Spike sorting refers to the technique of detecting signals generated by single neurons from multi-neuron recordings and is a valuable tool for analyzing the relationships between individual neuronal activity patterns and specific behaviors. Since the precision of spike sorting affects all subsequent analyses, sorting accuracy is critical. Many semi-automatic to fully-automatic spike sorting algorithms have been developed. However, due to unsatisfactory classification accuracy, manual sorting is preferred by investigators despite the intensive time and labor costs. Thus, there still is a strong need for fully automatic spike sorting methods with high accuracy. Various machine learning algorithms have been developed for feature extraction but have yet to show sufficient accuracy for spike sorting. Here we describe a deep learning-based method for extracting features from spike signals using an ensemble of auto-encoders, each with a distinct architecture for distinguishing signals at different levels of resolution. By utilizing ensemble of auto-encoder ensemble, where shallow networks better represent overall signal structure and deep networks better represent signal details, extraction of high-dimensional representative features for improved spike sorting performance is achieved. The model was evaluated on publicly available simulated datasets and single-channel and 4-channel tetrode in vivo datasets. Our model not only classified single-channel spikes with varying degrees of feature similarities and signal to noise levels with higher accuracy, but also more precisely determined the number of source neurons compared to other machine learning methods.

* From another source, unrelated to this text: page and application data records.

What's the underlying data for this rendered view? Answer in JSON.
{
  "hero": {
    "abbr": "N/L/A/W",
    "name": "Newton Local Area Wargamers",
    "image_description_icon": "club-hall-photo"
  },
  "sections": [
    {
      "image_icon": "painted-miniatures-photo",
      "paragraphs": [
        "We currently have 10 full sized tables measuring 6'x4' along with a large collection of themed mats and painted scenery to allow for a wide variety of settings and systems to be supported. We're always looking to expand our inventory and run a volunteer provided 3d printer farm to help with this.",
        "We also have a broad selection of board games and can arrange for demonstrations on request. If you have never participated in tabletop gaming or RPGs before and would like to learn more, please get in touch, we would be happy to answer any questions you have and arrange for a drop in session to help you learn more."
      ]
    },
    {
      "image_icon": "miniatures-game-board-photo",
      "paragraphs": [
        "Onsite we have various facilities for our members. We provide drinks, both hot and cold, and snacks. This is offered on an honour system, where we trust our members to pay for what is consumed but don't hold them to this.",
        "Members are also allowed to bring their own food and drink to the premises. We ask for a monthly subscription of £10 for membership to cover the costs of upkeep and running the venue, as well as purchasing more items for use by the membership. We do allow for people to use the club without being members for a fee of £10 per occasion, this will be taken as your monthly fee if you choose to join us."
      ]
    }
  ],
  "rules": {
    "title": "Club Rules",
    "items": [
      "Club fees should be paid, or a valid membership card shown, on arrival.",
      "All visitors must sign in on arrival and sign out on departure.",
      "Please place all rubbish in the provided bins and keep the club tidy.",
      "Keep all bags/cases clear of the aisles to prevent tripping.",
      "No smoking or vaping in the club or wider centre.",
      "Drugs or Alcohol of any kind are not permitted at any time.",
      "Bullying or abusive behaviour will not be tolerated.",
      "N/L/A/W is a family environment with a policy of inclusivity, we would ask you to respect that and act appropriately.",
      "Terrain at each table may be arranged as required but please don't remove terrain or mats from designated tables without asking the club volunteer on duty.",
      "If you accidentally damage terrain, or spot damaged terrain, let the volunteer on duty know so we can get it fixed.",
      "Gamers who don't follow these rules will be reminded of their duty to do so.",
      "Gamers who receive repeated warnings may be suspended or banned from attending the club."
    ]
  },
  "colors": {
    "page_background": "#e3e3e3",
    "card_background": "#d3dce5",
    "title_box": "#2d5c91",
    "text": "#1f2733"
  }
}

The model also demonstrated greater overall accuracy for spike sorting 4-channel tetrode recordings compared to single-channel recordings.
Bibliographical noteFunding Information:
This research was partially supported by Graduate School of YONSEI University Research Scholarship Grants in 2019 and the Brain Research Program through the National Research Foundation of Korea (NRF) funded by the Ministry of Science, ICT & Future Planning, South Korea ( 2018M3C7A1024734 , 2018M3C7A1024736 , 2015M3C7A1028392 ).
© 2020 Elsevier Ltd
All Science Journal Classification (ASJC) codes
- Cognitive Neuroscience
- Artificial Intelligence